Michael Harpster

ARCH 613-614, 2012-2013

This project generates an alternative model of high-density development for emerging metropolitan areas that increases the intensity of use and overall density of a site while simultaneously producing new types of public open space. The example chosen here is Lincoln, NE. Focused intently on ways in which urban form influences or impacts a city’s consumption of energy and resources, the project can be understood as a formal approach to sustainability in which basic formal or tectonic properties are examined in favor of technological building systems.
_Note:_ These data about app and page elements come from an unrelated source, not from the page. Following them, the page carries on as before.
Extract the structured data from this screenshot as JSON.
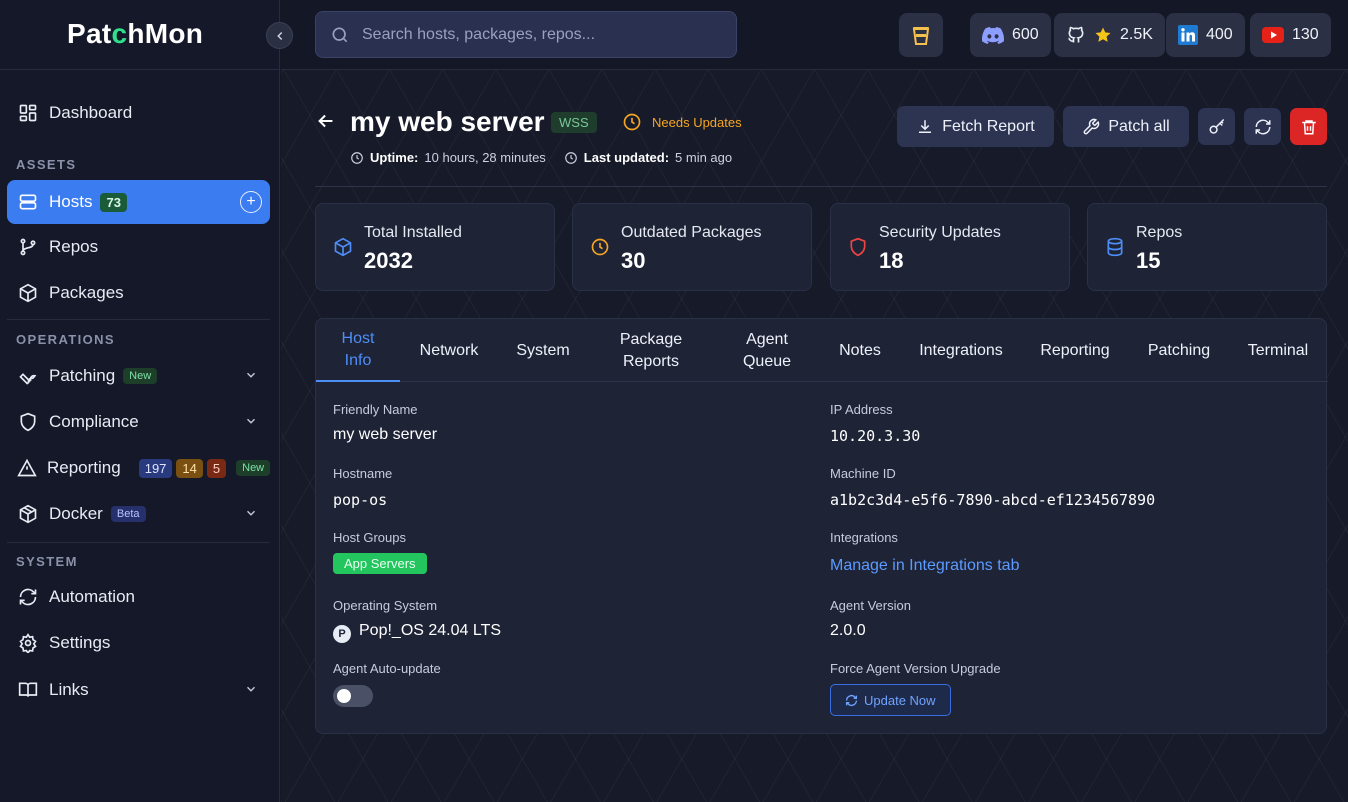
{
  "app": {
    "logo_prefix": "Pat",
    "logo_pac": "c",
    "logo_suffix": "hMon"
  },
  "sidebar": {
    "sections": {
      "assets": "ASSETS",
      "operations": "OPERATIONS",
      "system": "SYSTEM"
    },
    "items": {
      "dashboard": "Dashboard",
      "hosts": "Hosts",
      "hosts_count": "73",
      "repos": "Repos",
      "packages": "Packages",
      "patching": "Patching",
      "patching_badge": "New",
      "compliance": "Compliance",
      "reporting": "Reporting",
      "reporting_counts": [
        "197",
        "14",
        "5"
      ],
      "reporting_badge": "New",
      "docker": "Docker",
      "docker_badge": "Beta",
      "automation": "Automation",
      "settings": "Settings",
      "links": "Links"
    }
  },
  "topbar": {
    "search_placeholder": "Search hosts, packages, repos...",
    "social": {
      "discord": "600",
      "github": "2.5K",
      "linkedin": "400",
      "youtube": "130"
    }
  },
  "host": {
    "title": "my web server",
    "connection_badge": "WSS",
    "status": "Needs Updates",
    "uptime_label": "Uptime:",
    "uptime_value": "10 hours, 28 minutes",
    "last_updated_label": "Last updated:",
    "last_updated_value": "5 min ago"
  },
  "actions": {
    "fetch_report": "Fetch Report",
    "patch_all": "Patch all"
  },
  "stats": [
    {
      "label": "Total Installed",
      "value": "2032"
    },
    {
      "label": "Outdated Packages",
      "value": "30"
    },
    {
      "label": "Security Updates",
      "value": "18"
    },
    {
      "label": "Repos",
      "value": "15"
    }
  ],
  "tabs": [
    {
      "l1": "Host",
      "l2": "Info"
    },
    {
      "l1": "Network",
      "l2": ""
    },
    {
      "l1": "System",
      "l2": ""
    },
    {
      "l1": "Package",
      "l2": "Reports"
    },
    {
      "l1": "Agent",
      "l2": "Queue"
    },
    {
      "l1": "Notes",
      "l2": ""
    },
    {
      "l1": "Integrations",
      "l2": ""
    },
    {
      "l1": "Reporting",
      "l2": ""
    },
    {
      "l1": "Patching",
      "l2": ""
    },
    {
      "l1": "Terminal",
      "l2": ""
    }
  ],
  "host_info": {
    "friendly_name_label": "Friendly Name",
    "friendly_name": "my web server",
    "hostname_label": "Hostname",
    "hostname": "pop-os",
    "host_groups_label": "Host Groups",
    "host_group": "App Servers",
    "os_label": "Operating System",
    "os": "Pop!_OS 24.04 LTS",
    "auto_update_label": "Agent Auto-update",
    "auto_update_enabled": false,
    "ip_label": "IP Address",
    "ip": "10.20.3.30",
    "machine_id_label": "Machine ID",
    "machine_id": "a1b2c3d4-e5f6-7890-abcd-ef1234567890",
    "integrations_label": "Integrations",
    "integrations_link": "Manage in Integrations tab",
    "agent_version_label": "Agent Version",
    "agent_version": "2.0.0",
    "force_upgrade_label": "Force Agent Version Upgrade",
    "update_now": "Update Now"
  },
  "colors": {
    "accent": "#3b7cf0",
    "warning": "#f5a524",
    "danger": "#dc2626",
    "success": "#22c55e"
  }
}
The project redefines the relationship between the park and the city, creating a network of public open spaces through the intensification of the city rather than the removal or diminishing of the urban fabric.

Ultimately, the initial goal of the project is to answer the following question:  Can a careful reconsideration of the form of the city - i.e. the shape, spacing, and organization of its buildings, streets, and landscapes - effectively reduce the amount of energy and resources a city consumes while still creating an enjoyable and livable urban environment?

Cunningham Medal Winner